  • ROSCOE, IL, United States
  • 12-26-11

Informative and entertaining

Would you listen to The Botany of Desire again? Why?

I plan on listening to this book again. This book has enough scientific food for thought that a second listen is a good idea. I definitely enjoyed it enough to listen twice! It was written to entertain in addition to providing a paradigm shift on how we view coevolution of certain plants with humans. Michael Pollan is a great story teller!

What other book might you compare The Botany of Desire to and why?

The structure of this book reminds me of the way the author set up The Omnivores Dilemma -the story is divided into four sections, each focusing on a different plant (apple, tulip, cannabis, potato), but all with the same purpose of helping us view our human interaction with each from the plant perspective (who's manipulating who?)

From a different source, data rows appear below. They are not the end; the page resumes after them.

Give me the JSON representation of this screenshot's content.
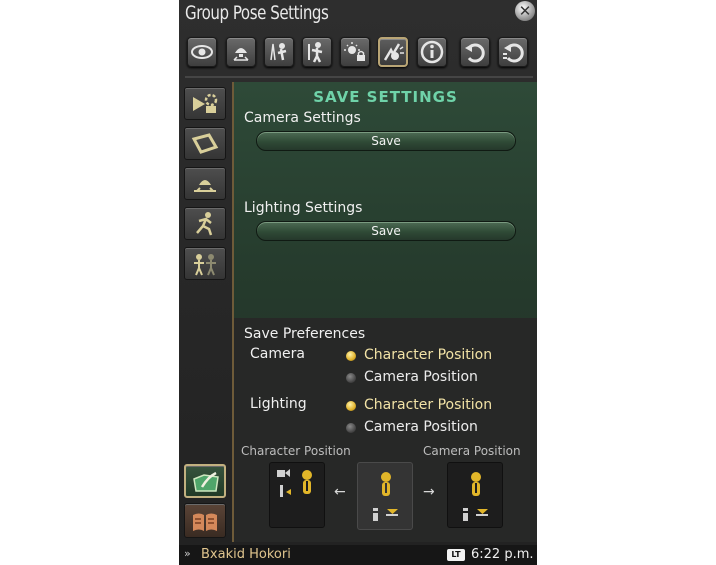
{
  "window": {
    "title": "Group Pose Settings",
    "close_icon": "close-icon"
  },
  "toolbar": {
    "buttons": [
      {
        "icon": "eye-icon"
      },
      {
        "icon": "lamp-icon"
      },
      {
        "icon": "character-tree-icon"
      },
      {
        "icon": "character-pose-icon"
      },
      {
        "icon": "lighting-lock-icon"
      },
      {
        "icon": "effects-icon",
        "active": true
      },
      {
        "icon": "info-icon"
      },
      {
        "icon": "reset-icon"
      },
      {
        "icon": "reset-all-icon"
      }
    ]
  },
  "sidebar": {
    "items": [
      {
        "icon": "camera-settings-icon"
      },
      {
        "icon": "frame-icon"
      },
      {
        "icon": "lighting-icon"
      },
      {
        "icon": "motion-icon"
      },
      {
        "icon": "group-icon"
      }
    ],
    "bottom": [
      {
        "icon": "save-settings-icon",
        "active": true
      },
      {
        "icon": "book-icon"
      }
    ]
  },
  "main": {
    "heading": "SAVE SETTINGS",
    "camera_settings": {
      "label": "Camera Settings",
      "button": "Save"
    },
    "lighting_settings": {
      "label": "Lighting Settings",
      "button": "Save"
    },
    "preferences": {
      "label": "Save Preferences",
      "camera": {
        "label": "Camera",
        "options": [
          "Character Position",
          "Camera Position"
        ],
        "selected": "Character Position"
      },
      "lighting": {
        "label": "Lighting",
        "options": [
          "Character Position",
          "Camera Position"
        ],
        "selected": "Character Position"
      }
    },
    "diagram": {
      "left_label": "Character Position",
      "right_label": "Camera Position",
      "left_arrow": "←",
      "right_arrow": "→"
    }
  },
  "status_bar": {
    "character": "Bxakid Hokori",
    "button_hint": "LT",
    "time": "6:22 p.m."
  },
  "colors": {
    "accent": "#6fd3a9",
    "highlight": "#e0b12a",
    "border": "#b9a575"
  }
}
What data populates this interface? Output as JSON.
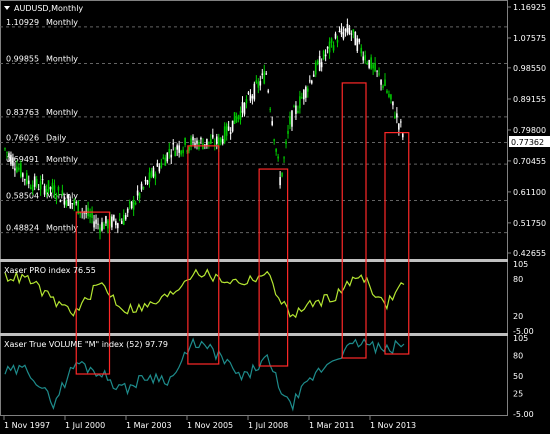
{
  "chart_title": "AUDUSD,Monthly",
  "current_price": "0.77362",
  "price_axis": [
    "1.16925",
    "1.07575",
    "0.98550",
    "0.89155",
    "0.79800",
    "0.70455",
    "0.61100",
    "0.51750",
    "0.42655"
  ],
  "levels": [
    {
      "price": "1.10929",
      "tf": "Monthly"
    },
    {
      "price": "0.99855",
      "tf": "Monthly"
    },
    {
      "price": "0.83763",
      "tf": "Monthly"
    },
    {
      "price": "0.76026",
      "tf": "Daily"
    },
    {
      "price": "0.69491",
      "tf": "Monthly"
    },
    {
      "price": "0.58504",
      "tf": "Monthly"
    },
    {
      "price": "0.48824",
      "tf": "Monthly"
    }
  ],
  "pro_index": {
    "label": "Xaser PRO index 76.55",
    "axis": [
      "105",
      "80",
      "20",
      "-5.00"
    ]
  },
  "volume_index": {
    "label": "Xaser True VOLUME \"M\" index (52) 97.79",
    "axis": [
      "105",
      "80",
      "50",
      "25",
      "-5.00"
    ]
  },
  "time_axis": [
    "1 Nov 1997",
    "1 Jul 2000",
    "1 Mar 2003",
    "1 Nov 2005",
    "1 Jul 2008",
    "1 Mar 2011",
    "1 Nov 2013"
  ],
  "colors": {
    "bull": "#00c800",
    "bear": "#ffffff",
    "pro_line": "#b4e632",
    "vol_line": "#1e8c8c",
    "highlight": "#ff2828",
    "separator": "#c0c0c0",
    "grid": "#646464"
  },
  "chart_data": [
    {
      "type": "line",
      "title": "AUDUSD,Monthly",
      "ylim": [
        0.42655,
        1.16925
      ],
      "x": [
        1997,
        1998,
        1999,
        2000,
        2001,
        2002,
        2003,
        2004,
        2005,
        2006,
        2007,
        2008,
        2008.6,
        2009,
        2010,
        2011,
        2011.5,
        2012,
        2013,
        2013.8
      ],
      "series": [
        {
          "values": [
            0.74,
            0.64,
            0.62,
            0.57,
            0.51,
            0.53,
            0.64,
            0.74,
            0.76,
            0.76,
            0.86,
            0.97,
            0.64,
            0.82,
            0.97,
            1.08,
            1.1,
            1.04,
            0.93,
            0.78
          ]
        }
      ]
    },
    {
      "type": "line",
      "title": "Xaser PRO index 76.55",
      "ylim": [
        -5,
        105
      ],
      "x": [
        1997,
        1998,
        1999,
        2000,
        2001,
        2002,
        2003,
        2004,
        2005,
        2006,
        2007,
        2008,
        2009,
        2010,
        2011,
        2012,
        2013,
        2013.8
      ],
      "series": [
        {
          "values": [
            85,
            80,
            45,
            25,
            75,
            30,
            35,
            55,
            95,
            80,
            75,
            90,
            20,
            40,
            55,
            90,
            35,
            76.55
          ]
        }
      ]
    },
    {
      "type": "line",
      "title": "Xaser True VOLUME \"M\" index (52) 97.79",
      "ylim": [
        -5,
        105
      ],
      "x": [
        1997,
        1998,
        1999,
        2000,
        2001,
        2002,
        2003,
        2004,
        2005,
        2006,
        2007,
        2008,
        2009,
        2010,
        2011,
        2012,
        2013,
        2013.8
      ],
      "series": [
        {
          "values": [
            55,
            60,
            10,
            70,
            55,
            30,
            50,
            45,
            100,
            80,
            45,
            75,
            5,
            50,
            80,
            100,
            85,
            97.79
          ]
        }
      ]
    }
  ]
}
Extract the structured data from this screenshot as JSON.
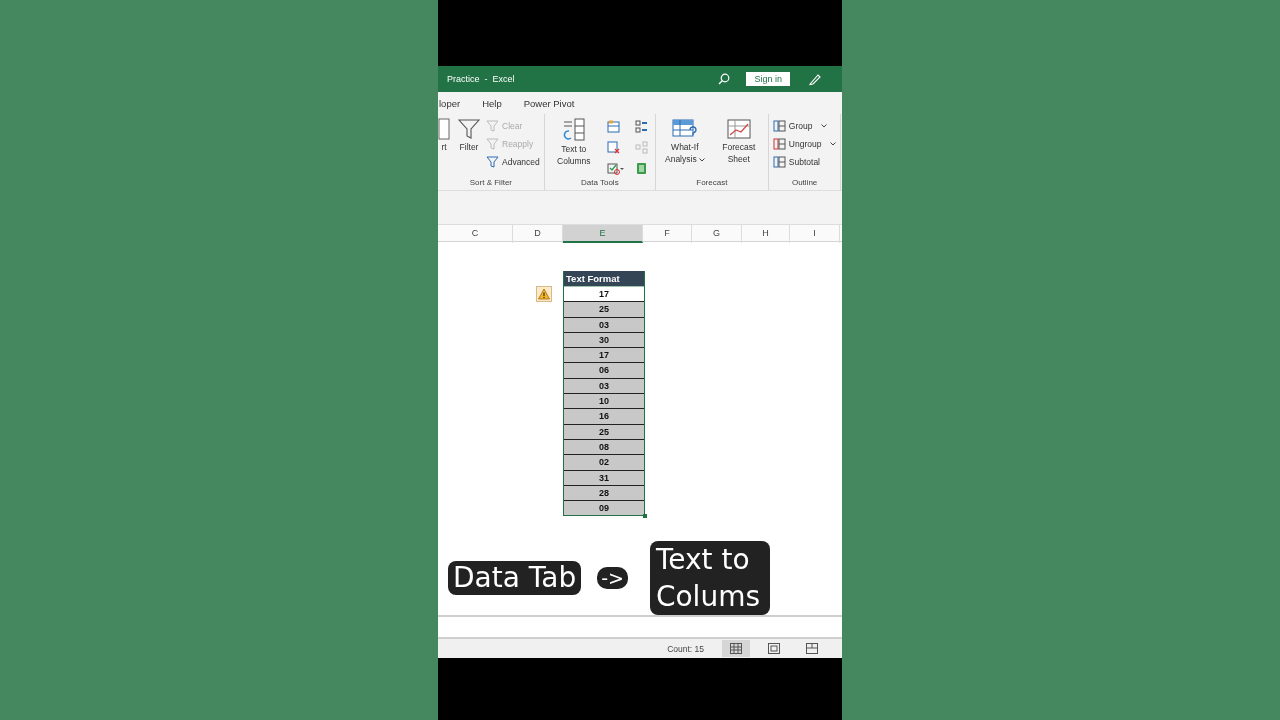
{
  "window": {
    "title": "Practice  -  Excel",
    "sign_in": "Sign in"
  },
  "ribbon_tabs": [
    {
      "label": "loper",
      "selected": false
    },
    {
      "label": "Help",
      "selected": false
    },
    {
      "label": "Power Pivot",
      "selected": false
    }
  ],
  "ribbon_groups": [
    {
      "kind": "sort_filter",
      "label": "Sort & Filter",
      "commands": [
        {
          "label": "rt",
          "disabled": false
        },
        {
          "label": "Filter",
          "disabled": false
        },
        {
          "label": "Clear",
          "disabled": true
        },
        {
          "label": "Reapply",
          "disabled": true
        },
        {
          "label": "Advanced",
          "disabled": false
        }
      ]
    },
    {
      "kind": "data_tools",
      "label": "Data Tools",
      "commands": [
        {
          "label": "Text to Columns",
          "disabled": false
        }
      ]
    },
    {
      "kind": "forecast",
      "label": "Forecast",
      "commands": [
        {
          "label": "What-If Analysis",
          "dropdown": true,
          "disabled": false
        },
        {
          "label": "Forecast Sheet",
          "dropdown": false,
          "disabled": false
        }
      ]
    },
    {
      "kind": "outline",
      "label": "Outline",
      "commands": [
        {
          "label": "Group",
          "dropdown": true,
          "disabled": false
        },
        {
          "label": "Ungroup",
          "dropdown": true,
          "disabled": false
        },
        {
          "label": "Subtotal",
          "dropdown": false,
          "disabled": false
        }
      ]
    }
  ],
  "column_headers": [
    {
      "label": "C",
      "selected": false
    },
    {
      "label": "D",
      "selected": false
    },
    {
      "label": "E",
      "selected": true
    },
    {
      "label": "F",
      "selected": false
    },
    {
      "label": "G",
      "selected": false
    },
    {
      "label": "H",
      "selected": false
    },
    {
      "label": "I",
      "selected": false
    }
  ],
  "table": {
    "header": "Text Format",
    "rows": [
      {
        "value": "17",
        "active": true
      },
      {
        "value": "25",
        "active": false
      },
      {
        "value": "03",
        "active": false
      },
      {
        "value": "30",
        "active": false
      },
      {
        "value": "17",
        "active": false
      },
      {
        "value": "06",
        "active": false
      },
      {
        "value": "03",
        "active": false
      },
      {
        "value": "10",
        "active": false
      },
      {
        "value": "16",
        "active": false
      },
      {
        "value": "25",
        "active": false
      },
      {
        "value": "08",
        "active": false
      },
      {
        "value": "02",
        "active": false
      },
      {
        "value": "31",
        "active": false
      },
      {
        "value": "28",
        "active": false
      },
      {
        "value": "09",
        "active": false
      }
    ]
  },
  "captions": [
    {
      "kind": "box",
      "text": "Data Tab"
    },
    {
      "kind": "pill",
      "text": "->"
    },
    {
      "kind": "box",
      "text": "Text to Colums"
    }
  ],
  "status_bar": {
    "count": "Count: 15",
    "views": [
      {
        "kind": "normal",
        "selected": true
      },
      {
        "kind": "page_layout",
        "selected": false
      },
      {
        "kind": "page_break",
        "selected": false
      }
    ]
  }
}
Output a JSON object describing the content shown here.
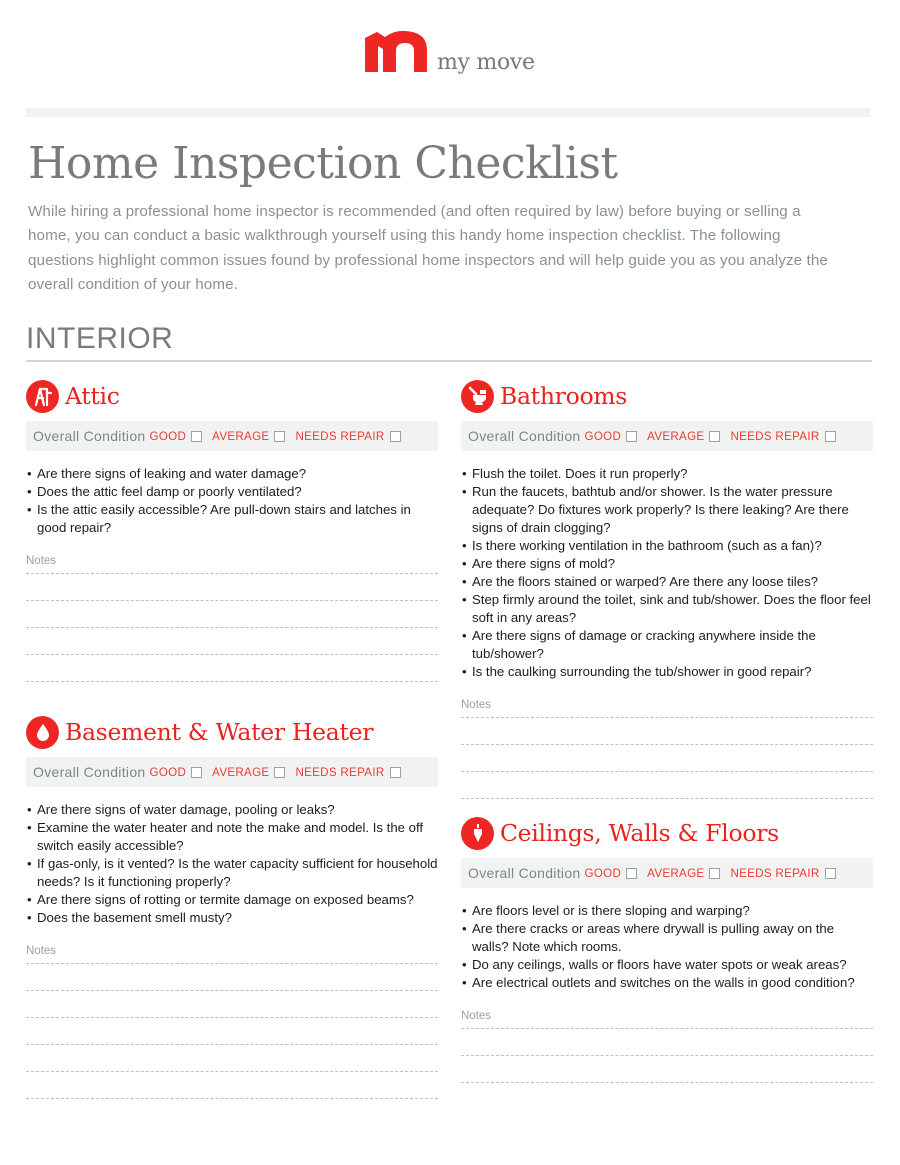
{
  "brand": {
    "name": "my move",
    "accent_color": "#ee2724"
  },
  "document": {
    "title": "Home Inspection Checklist",
    "intro": "While hiring a professional home inspector is recommended (and often required by law) before buying or selling a home, you can conduct a basic walkthrough yourself using this handy home inspection checklist. The following questions highlight common issues found by professional home inspectors and will help guide you as you analyze the overall condition of your home.",
    "section_heading": "INTERIOR"
  },
  "condition": {
    "label": "Overall Condition",
    "options": [
      "GOOD",
      "AVERAGE",
      "NEEDS REPAIR"
    ]
  },
  "notes_label": "Notes",
  "cards": [
    {
      "id": "attic",
      "title": "Attic",
      "icon": "stepladder-icon",
      "questions": [
        "Are there signs of leaking and water damage?",
        "Does the attic feel damp or poorly ventilated?",
        "Is the attic easily accessible? Are pull-down stairs and latches in good repair?"
      ],
      "note_lines": 5
    },
    {
      "id": "bathrooms",
      "title": "Bathrooms",
      "icon": "toilet-icon",
      "questions": [
        "Flush the toilet. Does it run properly?",
        "Run the faucets, bathtub and/or shower. Is the water pressure adequate? Do fixtures work properly? Is there leaking? Are there signs of drain clogging?",
        "Is there working ventilation in the bathroom (such as a fan)?",
        "Are there signs of mold?",
        "Are the floors stained or warped? Are there any loose tiles?",
        "Step firmly around the toilet, sink and tub/shower. Does the floor feel soft in any areas?",
        "Are there signs of damage or cracking anywhere inside the tub/shower?",
        "Is the caulking surrounding the tub/shower in good repair?"
      ],
      "note_lines": 4
    },
    {
      "id": "basement",
      "title": "Basement & Water Heater",
      "icon": "water-drop-icon",
      "questions": [
        "Are there signs of water damage, pooling or leaks?",
        "Examine the water heater and note the make and model. Is the off switch easily accessible?",
        "If gas-only, is it vented? Is the water capacity sufficient for household needs? Is it functioning properly?",
        "Are there signs of rotting or termite damage on exposed beams?",
        "Does the basement smell musty?"
      ],
      "note_lines": 6
    },
    {
      "id": "ceilings",
      "title": "Ceilings, Walls & Floors",
      "icon": "plumb-bob-icon",
      "questions": [
        "Are floors level or is there sloping and warping?",
        "Are there cracks or areas where drywall is pulling away on the walls? Note which rooms.",
        "Do any ceilings, walls or floors have water spots or weak areas?",
        "Are electrical outlets and switches on the walls in good condition?"
      ],
      "note_lines": 3
    }
  ]
}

What does Scott Brick bring to the story that you wouldn’t experience if you just read the book?

Scott Brick has a great speaking voice and tells this story as if it were his own. As I listen, I forget that he is reading a book - it feels more like he is explaining his ideas to me.

If you were to make a film of this book, what would be the tag line be?

You will never look at your plants the same way again!

Any additional comments?

You don't have to be a botanist to enjoy and benefit from this book - enjoy it!